- **About this exercise**
Pictures are to be left out, but please repeat each record exactly.

- **Given information**

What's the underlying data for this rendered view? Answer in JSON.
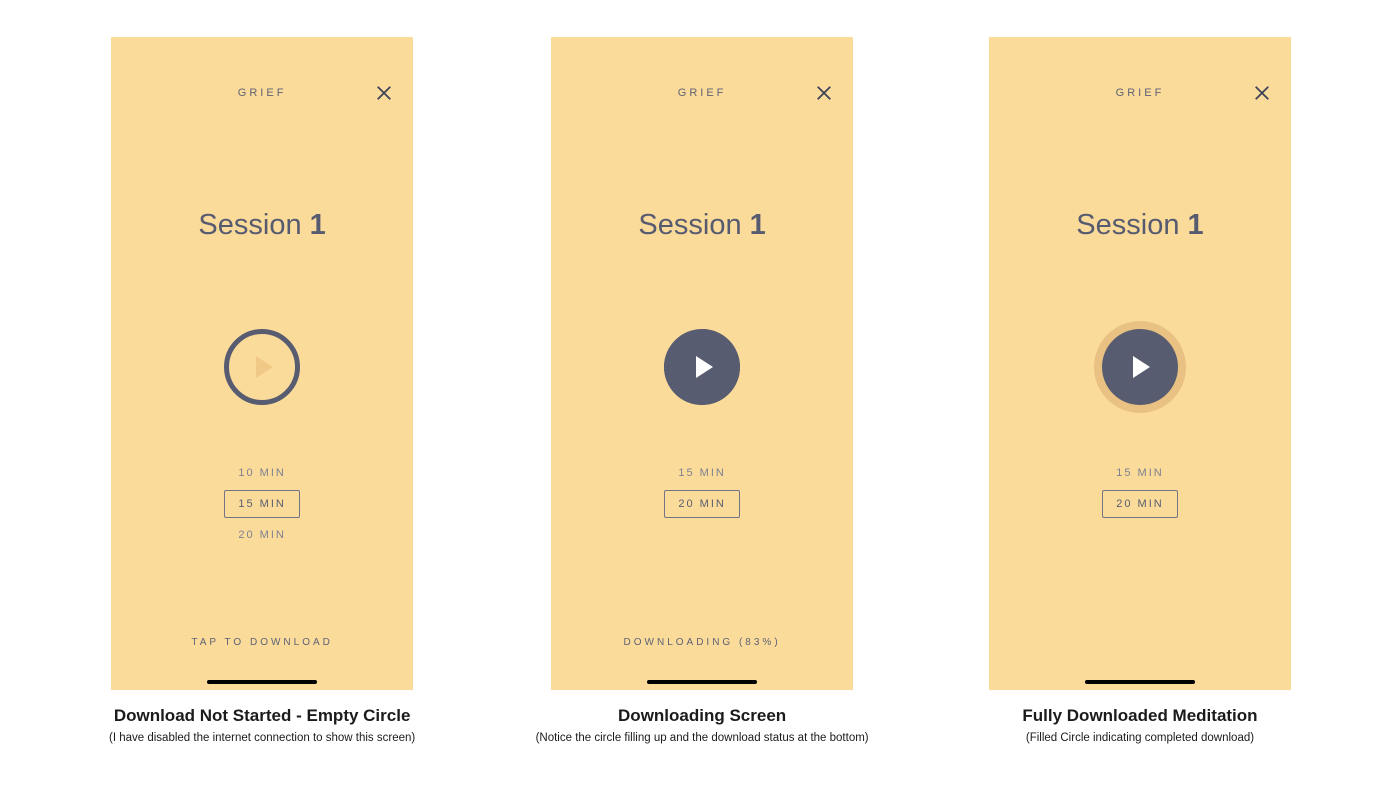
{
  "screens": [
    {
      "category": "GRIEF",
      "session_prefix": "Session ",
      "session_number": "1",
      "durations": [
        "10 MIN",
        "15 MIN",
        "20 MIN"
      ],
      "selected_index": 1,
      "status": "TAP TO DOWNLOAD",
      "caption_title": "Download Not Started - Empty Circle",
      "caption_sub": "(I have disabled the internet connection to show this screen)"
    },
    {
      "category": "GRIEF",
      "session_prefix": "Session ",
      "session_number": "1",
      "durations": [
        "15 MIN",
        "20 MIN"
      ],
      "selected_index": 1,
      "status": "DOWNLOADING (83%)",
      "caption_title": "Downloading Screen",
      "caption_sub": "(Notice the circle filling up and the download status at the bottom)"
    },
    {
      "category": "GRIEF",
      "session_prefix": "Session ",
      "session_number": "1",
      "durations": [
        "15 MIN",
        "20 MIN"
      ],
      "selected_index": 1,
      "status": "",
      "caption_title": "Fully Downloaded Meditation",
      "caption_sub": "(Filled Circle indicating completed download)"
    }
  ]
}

- **Written response**
What's the underlying data for this rendered view? Answer in JSON.
{
  "screens": [
    {
      "category": "GRIEF",
      "session_prefix": "Session ",
      "session_number": "1",
      "durations": [
        "10 MIN",
        "15 MIN",
        "20 MIN"
      ],
      "selected_index": 1,
      "status": "TAP TO DOWNLOAD",
      "caption_title": "Download Not Started - Empty Circle",
      "caption_sub": "(I have disabled the internet connection to show this screen)"
    },
    {
      "category": "GRIEF",
      "session_prefix": "Session ",
      "session_number": "1",
      "durations": [
        "15 MIN",
        "20 MIN"
      ],
      "selected_index": 1,
      "status": "DOWNLOADING (83%)",
      "caption_title": "Downloading Screen",
      "caption_sub": "(Notice the circle filling up and the download status at the bottom)"
    },
    {
      "category": "GRIEF",
      "session_prefix": "Session ",
      "session_number": "1",
      "durations": [
        "15 MIN",
        "20 MIN"
      ],
      "selected_index": 1,
      "status": "",
      "caption_title": "Fully Downloaded Meditation",
      "caption_sub": "(Filled Circle indicating completed download)"
    }
  ]
}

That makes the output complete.